Friday, April 3, 2009

Two Tokubetsu Junmai [1 Koku - 87]

two tokubetsu
Ume no Yado on the left, Suigei on the right.

Ume no Yado Nama Tokubetsu Junmai from Nara Prefecture. Made from Yamada Nishiki and Nihon-bare rice. Semaibuai 55%, SMV +5, acidity 1.3, 15.5% abv. Lively, spicy nose, dare I say even bazaar spices. On the palate... surprisingly round, the nama character is a bit subdued, it's even on the off-dry side, despite the numbers... melons, corn husk... but... this is shocking... there is a clear sense of cedar spice. Is this taru-zake??? This tastes like it was stored or aged in cryptomeria (Japanese "cedar"). It's a mild but obvious flavour, well integrated, but I can't get it out of my head. An isshobin of namazake is a tall order to begin with... taru-zake is really pushing the envelope.

Suigei (Drunken Whale) Tokubetsu Junmai from Kochi Prefecture. Made from Matsuyama Mitsui rice. Semaibuai 55%, SMV +7, acidity 1.6, 15% abv. The domestic label for this brand is so much cooler, has nothing but an illustration of a whale. Dark brooding nose... black licourice and banana... on the palate... whack! makes a strong impression, bright acidity, more banana and licourice, lemon, nutty, rice husk... very complex.

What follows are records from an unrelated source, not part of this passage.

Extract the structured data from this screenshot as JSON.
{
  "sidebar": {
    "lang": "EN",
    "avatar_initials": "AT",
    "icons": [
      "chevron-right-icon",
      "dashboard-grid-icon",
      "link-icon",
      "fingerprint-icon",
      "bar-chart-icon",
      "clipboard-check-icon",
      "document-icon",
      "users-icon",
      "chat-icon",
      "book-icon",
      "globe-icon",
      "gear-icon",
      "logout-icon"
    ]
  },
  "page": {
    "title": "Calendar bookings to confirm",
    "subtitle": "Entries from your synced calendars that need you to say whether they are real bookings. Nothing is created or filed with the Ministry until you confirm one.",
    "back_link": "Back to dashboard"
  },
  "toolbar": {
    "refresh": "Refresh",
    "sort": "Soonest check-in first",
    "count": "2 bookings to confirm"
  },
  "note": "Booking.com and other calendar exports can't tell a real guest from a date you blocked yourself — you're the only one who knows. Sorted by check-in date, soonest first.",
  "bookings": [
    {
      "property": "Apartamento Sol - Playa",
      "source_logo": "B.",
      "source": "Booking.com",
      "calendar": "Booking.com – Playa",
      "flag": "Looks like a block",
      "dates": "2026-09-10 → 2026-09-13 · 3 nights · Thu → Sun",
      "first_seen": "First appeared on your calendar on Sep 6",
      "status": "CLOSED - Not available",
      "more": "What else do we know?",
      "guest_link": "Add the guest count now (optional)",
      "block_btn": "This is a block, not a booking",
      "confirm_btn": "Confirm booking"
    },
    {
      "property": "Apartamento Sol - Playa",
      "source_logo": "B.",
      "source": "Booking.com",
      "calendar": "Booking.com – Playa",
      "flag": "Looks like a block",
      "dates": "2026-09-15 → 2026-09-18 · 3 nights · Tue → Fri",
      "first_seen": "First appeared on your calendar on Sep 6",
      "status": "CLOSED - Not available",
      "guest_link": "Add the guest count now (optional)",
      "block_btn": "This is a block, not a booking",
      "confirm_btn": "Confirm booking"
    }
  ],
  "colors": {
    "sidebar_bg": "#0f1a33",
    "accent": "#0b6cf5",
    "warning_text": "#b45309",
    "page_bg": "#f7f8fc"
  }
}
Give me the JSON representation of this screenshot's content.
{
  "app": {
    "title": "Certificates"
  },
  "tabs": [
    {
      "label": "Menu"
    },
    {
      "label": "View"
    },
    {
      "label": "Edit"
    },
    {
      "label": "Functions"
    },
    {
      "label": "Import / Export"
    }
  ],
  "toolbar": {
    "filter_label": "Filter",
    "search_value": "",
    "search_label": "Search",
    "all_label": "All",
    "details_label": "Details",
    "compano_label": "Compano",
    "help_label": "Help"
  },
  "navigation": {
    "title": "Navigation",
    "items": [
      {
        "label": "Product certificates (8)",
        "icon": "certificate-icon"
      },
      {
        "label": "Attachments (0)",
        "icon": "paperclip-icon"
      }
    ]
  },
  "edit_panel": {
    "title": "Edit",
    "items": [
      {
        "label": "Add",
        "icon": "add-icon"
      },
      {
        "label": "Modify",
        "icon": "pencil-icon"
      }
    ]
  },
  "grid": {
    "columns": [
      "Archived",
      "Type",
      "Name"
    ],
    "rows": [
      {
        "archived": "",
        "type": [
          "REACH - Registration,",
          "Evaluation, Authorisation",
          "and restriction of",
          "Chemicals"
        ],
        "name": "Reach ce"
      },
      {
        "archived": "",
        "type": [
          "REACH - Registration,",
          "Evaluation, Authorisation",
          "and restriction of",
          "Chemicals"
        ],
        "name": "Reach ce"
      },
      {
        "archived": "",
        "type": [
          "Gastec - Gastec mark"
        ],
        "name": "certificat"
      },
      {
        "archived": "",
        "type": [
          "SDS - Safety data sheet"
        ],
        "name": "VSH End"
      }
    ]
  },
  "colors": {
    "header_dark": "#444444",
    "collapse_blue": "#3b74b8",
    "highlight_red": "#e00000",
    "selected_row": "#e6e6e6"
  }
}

So much fuller than I would have expected, but the acidity is tingly and leaves the tongue lightly anaesthetised. I liked this, but R. is in strong opposition.